Adored for its large fluffy ears, spoon-shaped nose and bright button eyes, the koala is universally recognised and revered as an Australian icon. But it hasn't always been so. After coexisting successfully with Aborigines for thousands of years, the koala was considered sloth-like by the early Europeans and valued for little more than its fur, and by the early twentieth century millions of koalas had been hunted, driving the species to near-extinction.
Yet the koala is also one of the most well-adapted and resilient of Australia's marsupials, described by some as a triumph of evolution. How does it survive, and thrive even, on such indigestible fare as eucalyptus leaves, laden as they are with enough toxic phenols to kill most other animals?
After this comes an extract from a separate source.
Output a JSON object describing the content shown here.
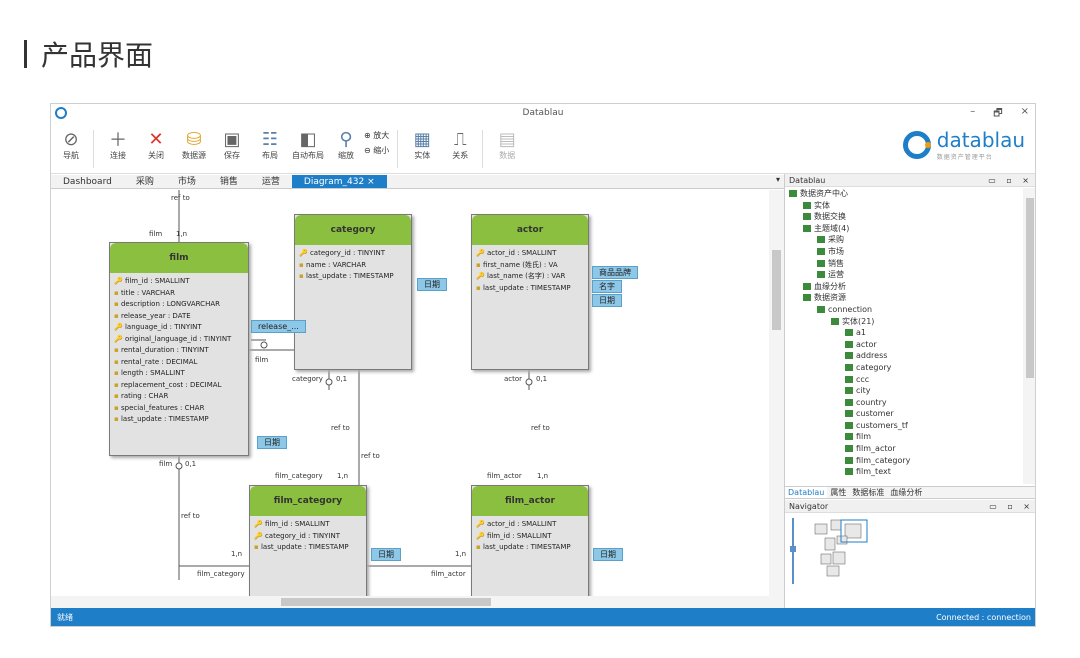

In this fascinating story of the koala, respected biologist and author Stephen Jackson examines not only the ecology, behaviour and history of this extraordinary animal, but also ongoing threats such as disease and habitat loss, and the controversial debate about how to best manage the remaining populations of Australia's favourite marsupial.